[Element data from apps and pages]
#####

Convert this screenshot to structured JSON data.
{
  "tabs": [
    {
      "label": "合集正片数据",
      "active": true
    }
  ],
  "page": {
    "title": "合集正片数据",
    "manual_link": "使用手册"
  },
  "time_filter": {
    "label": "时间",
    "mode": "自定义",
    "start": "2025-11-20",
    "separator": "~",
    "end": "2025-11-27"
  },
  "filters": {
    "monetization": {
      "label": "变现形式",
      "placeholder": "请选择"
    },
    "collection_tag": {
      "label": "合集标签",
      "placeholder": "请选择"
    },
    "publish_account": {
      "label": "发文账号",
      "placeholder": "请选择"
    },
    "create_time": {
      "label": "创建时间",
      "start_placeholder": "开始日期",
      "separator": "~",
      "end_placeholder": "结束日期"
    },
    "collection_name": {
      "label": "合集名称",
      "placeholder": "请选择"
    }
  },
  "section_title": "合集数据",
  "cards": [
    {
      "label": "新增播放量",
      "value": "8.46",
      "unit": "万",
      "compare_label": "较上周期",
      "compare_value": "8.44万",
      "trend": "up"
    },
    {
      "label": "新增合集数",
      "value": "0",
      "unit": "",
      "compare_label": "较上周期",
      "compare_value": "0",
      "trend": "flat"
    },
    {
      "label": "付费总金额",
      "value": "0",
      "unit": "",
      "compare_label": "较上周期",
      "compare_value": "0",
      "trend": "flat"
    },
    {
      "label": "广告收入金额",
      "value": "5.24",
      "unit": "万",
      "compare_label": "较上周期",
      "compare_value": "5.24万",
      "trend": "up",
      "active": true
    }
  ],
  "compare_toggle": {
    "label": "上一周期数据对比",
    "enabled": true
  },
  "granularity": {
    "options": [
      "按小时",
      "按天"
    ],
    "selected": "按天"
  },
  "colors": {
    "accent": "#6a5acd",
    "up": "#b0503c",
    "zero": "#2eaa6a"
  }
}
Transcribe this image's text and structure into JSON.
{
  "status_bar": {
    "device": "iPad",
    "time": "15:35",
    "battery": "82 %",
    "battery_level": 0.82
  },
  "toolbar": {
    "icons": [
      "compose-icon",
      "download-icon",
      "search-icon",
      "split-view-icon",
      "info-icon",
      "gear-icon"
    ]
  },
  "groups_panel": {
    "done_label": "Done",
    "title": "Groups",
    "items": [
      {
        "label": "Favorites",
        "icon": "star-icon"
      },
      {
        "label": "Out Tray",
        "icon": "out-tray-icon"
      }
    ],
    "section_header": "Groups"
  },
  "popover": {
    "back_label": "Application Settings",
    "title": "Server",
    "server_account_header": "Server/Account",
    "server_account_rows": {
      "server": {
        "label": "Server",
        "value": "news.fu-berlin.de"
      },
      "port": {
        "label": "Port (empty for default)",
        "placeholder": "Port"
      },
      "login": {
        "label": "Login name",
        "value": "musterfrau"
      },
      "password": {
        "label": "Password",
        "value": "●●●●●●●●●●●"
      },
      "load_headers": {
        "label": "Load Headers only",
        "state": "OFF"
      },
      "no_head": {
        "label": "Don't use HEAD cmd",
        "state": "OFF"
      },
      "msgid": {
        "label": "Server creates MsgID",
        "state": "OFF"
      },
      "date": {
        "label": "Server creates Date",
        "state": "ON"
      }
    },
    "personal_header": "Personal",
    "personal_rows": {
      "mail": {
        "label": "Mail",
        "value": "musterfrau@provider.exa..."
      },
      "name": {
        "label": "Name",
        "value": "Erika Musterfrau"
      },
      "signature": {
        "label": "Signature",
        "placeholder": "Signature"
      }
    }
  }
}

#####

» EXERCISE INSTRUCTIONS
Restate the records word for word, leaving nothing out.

» YOUR SOLUTION
Convert this screenshot to structured JSON data.
{
  "tabs": [
    {
      "label": "合集正片数据",
      "active": true
    }
  ],
  "page": {
    "title": "合集正片数据",
    "manual_link": "使用手册"
  },
  "time_filter": {
    "label": "时间",
    "mode": "自定义",
    "start": "2025-11-20",
    "separator": "~",
    "end": "2025-11-27"
  },
  "filters": {
    "monetization": {
      "label": "变现形式",
      "placeholder": "请选择"
    },
    "collection_tag": {
      "label": "合集标签",
      "placeholder": "请选择"
    },
    "publish_account": {
      "label": "发文账号",
      "placeholder": "请选择"
    },
    "create_time": {
      "label": "创建时间",
      "start_placeholder": "开始日期",
      "separator": "~",
      "end_placeholder": "结束日期"
    },
    "collection_name": {
      "label": "合集名称",
      "placeholder": "请选择"
    }
  },
  "section_title": "合集数据",
  "cards": [
    {
      "label": "新增播放量",
      "value": "8.46",
      "unit": "万",
      "compare_label": "较上周期",
      "compare_value": "8.44万",
      "trend": "up"
    },
    {
      "label": "新增合集数",
      "value": "0",
      "unit": "",
      "compare_label": "较上周期",
      "compare_value": "0",
      "trend": "flat"
    },
    {
      "label": "付费总金额",
      "value": "0",
      "unit": "",
      "compare_label": "较上周期",
      "compare_value": "0",
      "trend": "flat"
    },
    {
      "label": "广告收入金额",
      "value": "5.24",
      "unit": "万",
      "compare_label": "较上周期",
      "compare_value": "5.24万",
      "trend": "up",
      "active": true
    }
  ],
  "compare_toggle": {
    "label": "上一周期数据对比",
    "enabled": true
  },
  "granularity": {
    "options": [
      "按小时",
      "按天"
    ],
    "selected": "按天"
  },
  "colors": {
    "accent": "#6a5acd",
    "up": "#b0503c",
    "zero": "#2eaa6a"
  }
}
Transcribe this image's text and structure into JSON.
{
  "status_bar": {
    "device": "iPad",
    "time": "15:35",
    "battery": "82 %",
    "battery_level": 0.82
  },
  "toolbar": {
    "icons": [
      "compose-icon",
      "download-icon",
      "search-icon",
      "split-view-icon",
      "info-icon",
      "gear-icon"
    ]
  },
  "groups_panel": {
    "done_label": "Done",
    "title": "Groups",
    "items": [
      {
        "label": "Favorites",
        "icon": "star-icon"
      },
      {
        "label": "Out Tray",
        "icon": "out-tray-icon"
      }
    ],
    "section_header": "Groups"
  },
  "popover": {
    "back_label": "Application Settings",
    "title": "Server",
    "server_account_header": "Server/Account",
    "server_account_rows": {
      "server": {
        "label": "Server",
        "value": "news.fu-berlin.de"
      },
      "port": {
        "label": "Port (empty for default)",
        "placeholder": "Port"
      },
      "login": {
        "label": "Login name",
        "value": "musterfrau"
      },
      "password": {
        "label": "Password",
        "value": "●●●●●●●●●●●"
      },
      "load_headers": {
        "label": "Load Headers only",
        "state": "OFF"
      },
      "no_head": {
        "label": "Don't use HEAD cmd",
        "state": "OFF"
      },
      "msgid": {
        "label": "Server creates MsgID",
        "state": "OFF"
      },
      "date": {
        "label": "Server creates Date",
        "state": "ON"
      }
    },
    "personal_header": "Personal",
    "personal_rows": {
      "mail": {
        "label": "Mail",
        "value": "musterfrau@provider.exa..."
      },
      "name": {
        "label": "Name",
        "value": "Erika Musterfrau"
      },
      "signature": {
        "label": "Signature",
        "placeholder": "Signature"
      }
    }
  }
}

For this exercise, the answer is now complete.